Just look at the list.
George H.W. Bush. Harry Truman. William Howard Taft. U.S. Grant. Martin Van Buren. James Madison. They moved smoothly into power by validating the beliefs of crisis leaders. Nixon and Reagan. FDR. McKinley and Roosevelt. Abraham Lincoln. Andrew Jackson. Thomas Jefferson.
This is the spot in my children’s political lives Hillary Clinton seeks to fill. Not my life, my children’s lives. History says it’s a very bad spot to hold. But her task is made more difficult by her own long political history.
Fame is a bright light, and most melt quickly under it. (Where is Kate Upton?) Holding public attention, in any field, is very hard. Especially political attention. Hillary Clinton first became known, as a political figure, from a 1969 valedictory address she gave at Wellesley College. She became a statewide public figure in 1978, and First Lady in 1992. Even if you just take her own public career, she has been running for President since 2000.
This is unheard of longevity. If Abraham Lincoln had been part of public life for 47 years before his election he would have been debating the War of 1812. (He was 51 at his election.) FDR had an unusually long run before his 1932 election. He was elected to the State Senate in 1910. He had been part of the Wilson Administration. Hillary’s appearance in our public life beats that by a full quarter century.

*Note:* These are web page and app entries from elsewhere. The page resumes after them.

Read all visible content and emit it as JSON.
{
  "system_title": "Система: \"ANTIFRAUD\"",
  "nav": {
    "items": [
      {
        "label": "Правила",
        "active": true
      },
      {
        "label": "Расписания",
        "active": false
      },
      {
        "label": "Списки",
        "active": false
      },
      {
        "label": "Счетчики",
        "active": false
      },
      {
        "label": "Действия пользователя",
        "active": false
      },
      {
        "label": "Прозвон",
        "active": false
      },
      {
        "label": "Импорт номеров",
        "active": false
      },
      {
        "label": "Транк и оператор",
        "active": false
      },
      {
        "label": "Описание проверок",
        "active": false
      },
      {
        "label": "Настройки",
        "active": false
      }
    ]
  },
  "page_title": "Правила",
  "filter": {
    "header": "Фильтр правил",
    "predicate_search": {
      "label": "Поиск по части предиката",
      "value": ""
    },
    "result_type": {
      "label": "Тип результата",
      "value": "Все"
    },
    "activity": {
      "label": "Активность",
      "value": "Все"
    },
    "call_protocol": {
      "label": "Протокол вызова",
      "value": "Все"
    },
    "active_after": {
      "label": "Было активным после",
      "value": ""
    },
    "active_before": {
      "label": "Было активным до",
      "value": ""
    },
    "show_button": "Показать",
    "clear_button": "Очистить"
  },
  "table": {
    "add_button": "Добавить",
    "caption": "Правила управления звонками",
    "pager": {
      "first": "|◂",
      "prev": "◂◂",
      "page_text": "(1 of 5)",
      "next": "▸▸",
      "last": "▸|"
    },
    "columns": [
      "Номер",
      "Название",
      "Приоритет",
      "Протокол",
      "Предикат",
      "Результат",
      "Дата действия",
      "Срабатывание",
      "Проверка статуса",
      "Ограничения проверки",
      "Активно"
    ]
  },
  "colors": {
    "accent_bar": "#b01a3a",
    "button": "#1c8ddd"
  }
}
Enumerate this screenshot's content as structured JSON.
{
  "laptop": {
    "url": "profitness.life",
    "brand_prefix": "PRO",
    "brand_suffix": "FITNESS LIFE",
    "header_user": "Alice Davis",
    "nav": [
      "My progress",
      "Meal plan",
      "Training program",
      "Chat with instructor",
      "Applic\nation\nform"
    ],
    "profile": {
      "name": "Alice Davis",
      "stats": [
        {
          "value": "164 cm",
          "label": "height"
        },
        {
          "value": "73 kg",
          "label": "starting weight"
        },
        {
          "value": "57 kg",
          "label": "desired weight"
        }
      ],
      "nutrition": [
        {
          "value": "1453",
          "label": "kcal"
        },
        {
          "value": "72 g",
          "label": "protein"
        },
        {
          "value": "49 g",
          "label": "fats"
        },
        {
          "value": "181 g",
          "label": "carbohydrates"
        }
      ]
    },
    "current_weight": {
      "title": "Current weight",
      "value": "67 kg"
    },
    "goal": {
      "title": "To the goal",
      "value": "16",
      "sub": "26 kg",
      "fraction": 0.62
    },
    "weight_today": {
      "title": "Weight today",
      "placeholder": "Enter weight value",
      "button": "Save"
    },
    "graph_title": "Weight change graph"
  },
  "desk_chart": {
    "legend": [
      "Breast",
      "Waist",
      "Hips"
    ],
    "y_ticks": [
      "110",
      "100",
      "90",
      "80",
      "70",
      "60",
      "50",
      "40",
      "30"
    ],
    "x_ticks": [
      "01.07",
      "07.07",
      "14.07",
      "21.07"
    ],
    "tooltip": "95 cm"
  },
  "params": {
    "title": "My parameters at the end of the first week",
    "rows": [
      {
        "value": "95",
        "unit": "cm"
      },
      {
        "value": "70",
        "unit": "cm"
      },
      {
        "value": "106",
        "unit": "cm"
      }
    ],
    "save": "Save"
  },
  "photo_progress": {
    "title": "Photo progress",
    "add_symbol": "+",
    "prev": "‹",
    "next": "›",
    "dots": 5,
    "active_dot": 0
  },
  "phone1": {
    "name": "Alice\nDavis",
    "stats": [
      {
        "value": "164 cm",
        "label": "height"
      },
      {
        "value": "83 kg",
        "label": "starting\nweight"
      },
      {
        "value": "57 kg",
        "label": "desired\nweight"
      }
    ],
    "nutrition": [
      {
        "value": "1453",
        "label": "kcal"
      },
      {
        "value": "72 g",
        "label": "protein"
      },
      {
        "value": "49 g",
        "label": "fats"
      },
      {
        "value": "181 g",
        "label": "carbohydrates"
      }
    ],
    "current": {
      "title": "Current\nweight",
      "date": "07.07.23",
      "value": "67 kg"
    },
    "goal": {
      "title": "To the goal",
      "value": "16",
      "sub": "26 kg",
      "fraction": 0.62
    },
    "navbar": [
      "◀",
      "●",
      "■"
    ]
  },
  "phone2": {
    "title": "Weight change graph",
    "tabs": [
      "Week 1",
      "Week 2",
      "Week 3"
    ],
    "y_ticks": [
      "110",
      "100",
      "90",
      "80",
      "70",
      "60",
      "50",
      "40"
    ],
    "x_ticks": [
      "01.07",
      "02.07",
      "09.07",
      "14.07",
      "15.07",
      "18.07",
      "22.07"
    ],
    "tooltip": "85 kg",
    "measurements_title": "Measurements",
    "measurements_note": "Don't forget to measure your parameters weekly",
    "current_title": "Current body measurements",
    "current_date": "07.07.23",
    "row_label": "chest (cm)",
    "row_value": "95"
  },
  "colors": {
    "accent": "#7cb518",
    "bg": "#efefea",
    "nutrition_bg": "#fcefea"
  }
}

That’s why so many people have so many of their own beliefs and assumptions surrounding her. It’s one reason this election is closer than it has any right to be.
The generational pattern of our politics is set. Crisis. Validation. Anti-Thesis. Excess. Back to crisis. Hillary Clinton’s political life goes back nearly to the last crisis, the Nixon crisis of 1968. Any of her major opponents would have had this burden, of course. Bernie Sanders was active in the Civil Rights movement at the University of Chicago in 1962. Donald Trump has been drawing headlines since the 1970s.
But Hillary’s burden is greater, and was heavily discussed during this campaign. As First Lady her husband, President Bill Clinton, created the political Anti-Thesis to Nixon and Reagan. He leaned into its wind, he accepted its basic premises, and he fought rear guard actions, leading an era of strategic retreat, actions that helped create our most recent crisis. His time was like that of Dwight Eisenhower, who leaned against FDR’s legacy, or Woodrow Wilson, adapting Populism to Progressivism. Or Grover Cleveland, who fought the corruption endemic to 24 years of Republican rule.
Bill Clinton tacked against the political winds. Hillary is expected to tack with those winds, after having spent most of her adult life tacking the other way. That’s the Sanders argument. It is a good one.
I voted for Hillary Clinton in the Georgia Primary. I will vote for her to be President. I say that because she is the best of some bad choices. Sanders is consistent, but absolute consistency robs a President of the flexibility needed to deal with change – it guarantees rising opposition and eventual defeat. Donald Trump is Max Bialystock, his campaign a real-life Springtime for Hitler. He’s ignorant, misogynistic, a racist bastard, and a failed businessman who has been running cons off his own name for decades. He is the most supremely unqualified individual to be nominated by any major party ever, stupidity without precedent. He is just unacceptable in every possible way.
So, Hillary. If Democrats win decisively enough she can get things done, assuming she fully understands which way the political wind is blowing and sails that way, ignoring her husband’s every instinct. Even then, corruption grows as any party grows in power. That’s why we need a working Republican Party, which we don’t currently have. The temptation to let corruption slide is going to be hard to resist after her victory and Hillary must be very, very hard on it.
Even if everything goes right, the Republican Party will be stronger in 2018 than it is today, stronger still in 2020. It will adopt some tenets of Trumpism into a genuine, legitimate Anti-Thesis to Obamaism, and run on that even if its candidates and activists don’t believe in it.
As to the future of our politics, much depends on Hillary’s choice for Vice President. It must be someone who understands what the technology industry wants, who can give it as much as it legitimately deserves, and lean against its excesses – an end to corporate democracy, an ignorance about physical infrastructure, deflation that cuts employment, and the natural arrogance of great wealth.
My own crystal ball is clouded by age. We are going to have a recession in the next few years, perhaps caused by England, or Germany, or China. We face incredible natural disasters due to climate change, and the cost – political and economic – of dealing with it requires a level of international cooperation that has never existed before in the history of civilization.
This election is, in many ways, a poison chalice. It’s a position no one in our history has successfully navigated – consider the other Validation Presidents, whom I listed at the start of this column, if you don’t believe me.
Greatness, from this position, is the ultimate glass ceiling.